#### [DATA PROVIDED]
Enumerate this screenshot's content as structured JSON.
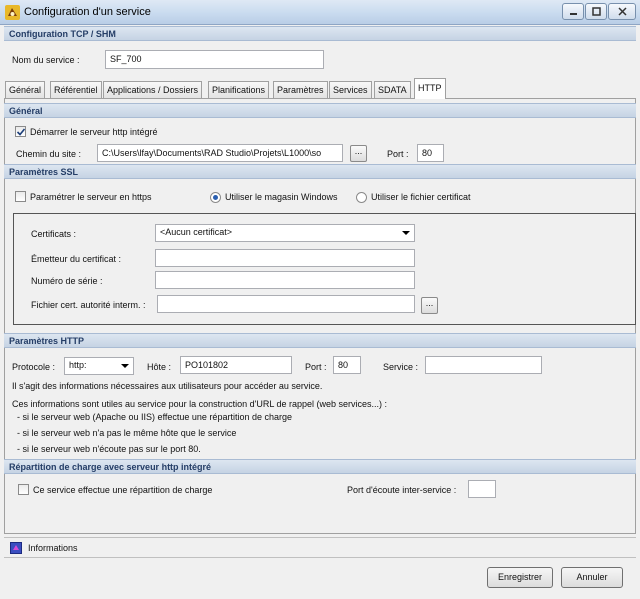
{
  "window": {
    "title": "Configuration d'un service"
  },
  "tcp_section": {
    "header": "Configuration TCP / SHM",
    "service_name_label": "Nom du service :",
    "service_name_value": "SF_700"
  },
  "tabs": [
    "Général",
    "Référentiel",
    "Applications / Dossiers",
    "Planifications",
    "Paramètres",
    "Services",
    "SDATA",
    "HTTP"
  ],
  "general": {
    "header": "Général",
    "start_server_label": "Démarrer le serveur http intégré",
    "site_path_label": "Chemin du site :",
    "site_path_value": "C:\\Users\\lfay\\Documents\\RAD Studio\\Projets\\L1000\\so",
    "browse_label": "...",
    "port_label": "Port :",
    "port_value": "80"
  },
  "ssl": {
    "header": "Paramètres SSL",
    "https_label": "Paramétrer le serveur en https",
    "radio_windows_label": "Utiliser le magasin Windows",
    "radio_file_label": "Utiliser le fichier certificat",
    "certificates_label": "Certificats :",
    "certificates_value": "<Aucun certificat>",
    "issuer_label": "Émetteur du certificat :",
    "serial_label": "Numéro de série :",
    "authority_label": "Fichier cert. autorité interm. :",
    "browse_label": "..."
  },
  "http": {
    "header": "Paramètres HTTP",
    "protocol_label": "Protocole :",
    "protocol_value": "http:",
    "host_label": "Hôte :",
    "host_value": "PO101802",
    "port_label": "Port :",
    "port_value": "80",
    "service_label": "Service :",
    "service_value": "",
    "info_line": "Il s'agit des informations nécessaires aux utilisateurs pour accéder au service.",
    "usage_line": "Ces informations sont utiles au service pour la construction d'URL de rappel (web services...) :",
    "bullets": [
      "- si le serveur web (Apache ou IIS) effectue une répartition de charge",
      "- si le serveur web n'a pas le même hôte que le service",
      "- si le serveur web n'écoute pas sur le port 80."
    ]
  },
  "load_balancing": {
    "header": "Répartition de charge avec serveur http intégré",
    "checkbox_label": "Ce service effectue une répartition de charge",
    "inter_port_label": "Port d'écoute inter-service :",
    "inter_port_value": ""
  },
  "footer": {
    "info_label": "Informations",
    "save_label": "Enregistrer",
    "cancel_label": "Annuler"
  },
  "colors": {
    "section_text": "#243d66",
    "check_mark": "#1d3f7a"
  }
}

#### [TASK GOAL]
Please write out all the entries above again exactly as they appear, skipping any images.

#### [COMPLETED TASK]
Enumerate this screenshot's content as structured JSON.
{
  "window": {
    "title": "Configuration d'un service"
  },
  "tcp_section": {
    "header": "Configuration TCP / SHM",
    "service_name_label": "Nom du service :",
    "service_name_value": "SF_700"
  },
  "tabs": [
    "Général",
    "Référentiel",
    "Applications / Dossiers",
    "Planifications",
    "Paramètres",
    "Services",
    "SDATA",
    "HTTP"
  ],
  "general": {
    "header": "Général",
    "start_server_label": "Démarrer le serveur http intégré",
    "site_path_label": "Chemin du site :",
    "site_path_value": "C:\\Users\\lfay\\Documents\\RAD Studio\\Projets\\L1000\\so",
    "browse_label": "...",
    "port_label": "Port :",
    "port_value": "80"
  },
  "ssl": {
    "header": "Paramètres SSL",
    "https_label": "Paramétrer le serveur en https",
    "radio_windows_label": "Utiliser le magasin Windows",
    "radio_file_label": "Utiliser le fichier certificat",
    "certificates_label": "Certificats :",
    "certificates_value": "<Aucun certificat>",
    "issuer_label": "Émetteur du certificat :",
    "serial_label": "Numéro de série :",
    "authority_label": "Fichier cert. autorité interm. :",
    "browse_label": "..."
  },
  "http": {
    "header": "Paramètres HTTP",
    "protocol_label": "Protocole :",
    "protocol_value": "http:",
    "host_label": "Hôte :",
    "host_value": "PO101802",
    "port_label": "Port :",
    "port_value": "80",
    "service_label": "Service :",
    "service_value": "",
    "info_line": "Il s'agit des informations nécessaires aux utilisateurs pour accéder au service.",
    "usage_line": "Ces informations sont utiles au service pour la construction d'URL de rappel (web services...) :",
    "bullets": [
      "- si le serveur web (Apache ou IIS) effectue une répartition de charge",
      "- si le serveur web n'a pas le même hôte que le service",
      "- si le serveur web n'écoute pas sur le port 80."
    ]
  },
  "load_balancing": {
    "header": "Répartition de charge avec serveur http intégré",
    "checkbox_label": "Ce service effectue une répartition de charge",
    "inter_port_label": "Port d'écoute inter-service :",
    "inter_port_value": ""
  },
  "footer": {
    "info_label": "Informations",
    "save_label": "Enregistrer",
    "cancel_label": "Annuler"
  },
  "colors": {
    "section_text": "#243d66",
    "check_mark": "#1d3f7a"
  }
}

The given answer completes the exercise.